The remaining few weeks leading up to a production’s opening night can be the most stressful. After rehearsing for hours, things are going astray: The choreography doesn’t appear right, the performers are exhausted, and your operators need rest before their arms start falling off.
How do you avoid getting into this situation? How do you avoid an unproductive flying rehearsal?
1. Know What You Want In Your Story
Always know what you want before involving other people, and have your ideas solidified in your mind so you can easily express them to others. Write those ideas down! It’s good to brainstorm your ideas before going out and expressing them to your cast and crew.
2. Know Your Venue
Talk to your flying director about any problems your venue might have before they arrive in your venue.
3. Coordinate With Your Stage Manager
Scheduling and use the stage in the most efficient way. Hint: There is no such thing as communication too much — the more communication, the better.
4. Talk With Your Flying Director
Again, if you think you’re over communicating too much, you’re not. That’s a good sign that you’re expressing your ideas to everyone there about your characters and how you want your story told. If you have some aerial choreography in mind, share your ideas!
5. Master The Easy Stuff First
Rehearse the easier scenes first so the operators and performers can develop a “language” as they learn the system and get used to the harness. Leave the complex choreography for a later rehearsal.
6. Remove Extra Stress
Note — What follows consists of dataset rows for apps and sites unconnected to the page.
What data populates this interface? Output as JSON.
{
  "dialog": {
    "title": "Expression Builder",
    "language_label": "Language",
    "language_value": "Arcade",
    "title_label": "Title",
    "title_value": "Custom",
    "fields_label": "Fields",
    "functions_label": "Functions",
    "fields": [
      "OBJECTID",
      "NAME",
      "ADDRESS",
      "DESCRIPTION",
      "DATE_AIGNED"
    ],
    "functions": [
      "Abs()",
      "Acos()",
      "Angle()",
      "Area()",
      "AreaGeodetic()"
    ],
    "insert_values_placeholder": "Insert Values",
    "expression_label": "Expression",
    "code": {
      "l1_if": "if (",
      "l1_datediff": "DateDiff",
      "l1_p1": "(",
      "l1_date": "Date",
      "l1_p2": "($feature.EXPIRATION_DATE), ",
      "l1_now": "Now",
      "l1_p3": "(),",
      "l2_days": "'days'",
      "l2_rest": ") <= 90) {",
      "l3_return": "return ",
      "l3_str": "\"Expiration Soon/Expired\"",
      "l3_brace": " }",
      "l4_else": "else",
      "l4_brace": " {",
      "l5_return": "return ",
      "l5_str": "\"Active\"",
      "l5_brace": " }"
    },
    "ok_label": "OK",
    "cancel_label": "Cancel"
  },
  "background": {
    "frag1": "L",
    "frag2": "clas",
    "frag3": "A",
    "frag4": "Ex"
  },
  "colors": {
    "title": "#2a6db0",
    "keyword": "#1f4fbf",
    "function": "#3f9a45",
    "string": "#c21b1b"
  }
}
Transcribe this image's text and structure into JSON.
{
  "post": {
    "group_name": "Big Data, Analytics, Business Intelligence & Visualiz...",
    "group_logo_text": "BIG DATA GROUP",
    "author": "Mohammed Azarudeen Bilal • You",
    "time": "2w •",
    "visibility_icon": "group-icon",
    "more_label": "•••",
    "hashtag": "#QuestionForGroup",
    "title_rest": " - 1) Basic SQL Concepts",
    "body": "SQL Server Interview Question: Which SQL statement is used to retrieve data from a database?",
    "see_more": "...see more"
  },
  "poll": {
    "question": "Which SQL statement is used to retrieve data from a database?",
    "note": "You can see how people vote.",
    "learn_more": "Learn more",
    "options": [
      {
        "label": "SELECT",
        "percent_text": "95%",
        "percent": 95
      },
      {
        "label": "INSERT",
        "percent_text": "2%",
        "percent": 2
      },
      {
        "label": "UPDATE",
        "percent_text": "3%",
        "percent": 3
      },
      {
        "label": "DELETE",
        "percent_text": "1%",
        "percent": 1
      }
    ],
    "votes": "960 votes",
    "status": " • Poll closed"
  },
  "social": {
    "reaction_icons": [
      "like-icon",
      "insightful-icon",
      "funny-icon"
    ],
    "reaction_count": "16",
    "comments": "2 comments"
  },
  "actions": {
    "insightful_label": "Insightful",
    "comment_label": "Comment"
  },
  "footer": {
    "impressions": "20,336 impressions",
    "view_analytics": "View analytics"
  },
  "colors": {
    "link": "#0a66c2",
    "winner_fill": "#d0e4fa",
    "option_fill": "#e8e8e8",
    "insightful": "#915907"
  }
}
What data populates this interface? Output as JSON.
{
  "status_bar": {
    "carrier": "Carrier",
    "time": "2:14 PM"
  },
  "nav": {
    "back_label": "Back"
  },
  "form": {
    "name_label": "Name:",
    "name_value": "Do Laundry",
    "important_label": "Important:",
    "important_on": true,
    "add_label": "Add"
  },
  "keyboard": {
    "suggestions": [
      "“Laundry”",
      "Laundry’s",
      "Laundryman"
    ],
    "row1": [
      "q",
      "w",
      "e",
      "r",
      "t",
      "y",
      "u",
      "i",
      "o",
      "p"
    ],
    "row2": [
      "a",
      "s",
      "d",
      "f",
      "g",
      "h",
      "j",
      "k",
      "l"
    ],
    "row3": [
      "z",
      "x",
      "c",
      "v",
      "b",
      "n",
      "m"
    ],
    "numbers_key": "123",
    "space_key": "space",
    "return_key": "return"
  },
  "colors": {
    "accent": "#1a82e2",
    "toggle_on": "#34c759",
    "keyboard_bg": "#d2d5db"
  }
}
Keep excessive activity in the space to a minimum during flying rehearsal. It will be easier for the flying director to be heard and will allow the performers and operators to focus.